Whether or not you’ve had a knee injury of any kind in the past, there aren’t many things that make people cringe more readily than watching a game on TV and seeing that slow-motion replay of a gruesome injury, especially when it involves an athlete’s knee(s). The only thing stranger than seeing that joint go out of place and do that strange contortion for a split-second (I shudder every time) is watching it from multiple angles in super-slo-mo in high definition while an announcer narrates it — “Oh yeah, THERE it is!”
We saw this during Robbie Hummel’s injury last night. When he drove into the lane and planted that right leg — you saw it. Something happened, and it was unnatural. Then the slow-motion replays gave you a better look at it. It’s the usual story — a player plants their (usually in-turned) leg, but the top part of the knee keeps moving while the bottom stays still. Pop. The first thing people think when a player goes down and grabs a knee is “Uh oh, ACL.” They’re often right, and unfortunately, though the MRI is pending, that looks like the case for Hummel.
You may ask how can they make that diagnosis without the MRI pictures. Good question. Doctors know that the physical exam is more important than any pictures you get. The next time you’re watching television and a player (in any sport) goes down with a knee injury, watch what the doctor or trainer does. There’s one specific thing that they almost always do first in evaluating the knee right there on the floor or field, or when they get the player back to the bench — there’s a test that checks the ACL (anterior cruciate ligament) almost immediately.
It’s called the “Anterior Drawer” test. Here’s what you’ll see. The doctor/trainer will lay the player on their back and bend the knee they’re checking to about a 90 degree angle. They’ll grab the leg at the calf with both hands, with their thumbs up to stabilize against the knee. Then they’ll pull forward on the bottom part of the leg as if they were opening a drawer. At this point, the player will usually yell loudly. This alone doesn’t tell you anything, since if I’d just hurt my knee and some putz started messing with it, the foot on my good leg would immediately rise up and head for the doctor/trainer’s face or testicles. What they’re feeling for is how much that bottom part of the leg slides forward at the knee when they do the drawer-opening motion. If it’s a lot, your suspicion for an ACL tear goes way up. If it’s not much or it feels normal, an ACL tear is still on the list, but not as likely. But quite often, you can literally see the result there on television. You can see the bottom part of the knee slide unnaturally forward (anteriorly) when the ACL is torn. MRIs are best for looking at ligaments (you can’t see them on a normal x-ray), and that almost always gets done, but this is how doctors make a “preliminary” diagnosis even without the pictures. There are other tests besides the Anterior Drawer to check the ACL, but that’s the one doctors and trainers most often use first, and the one you see them use most often right there on TV.
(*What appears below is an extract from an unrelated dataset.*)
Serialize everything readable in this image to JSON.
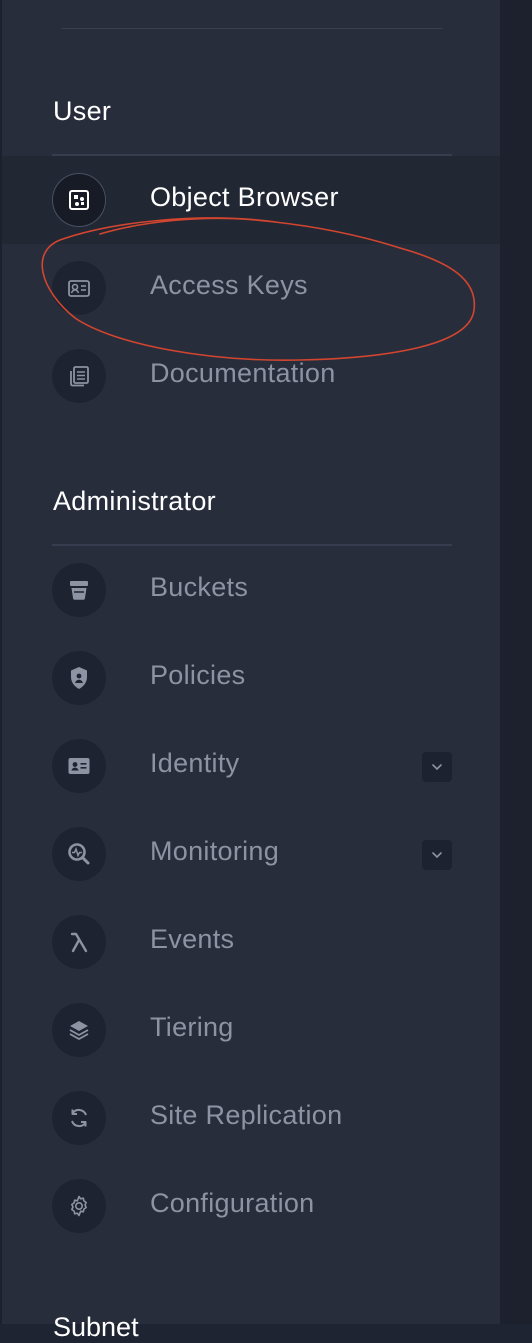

By the way, there’s also a Posterior Drawer test that checks the PCL (posterior cruciate ligament) in the back of the knee, where you push backward instead of forward. Same principle applies. One last thing — don’t go doing these things on your friends. The next time you see a knee injury on TV, though, watch the doctor/trainer do their exam. Or more specifically, check out their Drawers.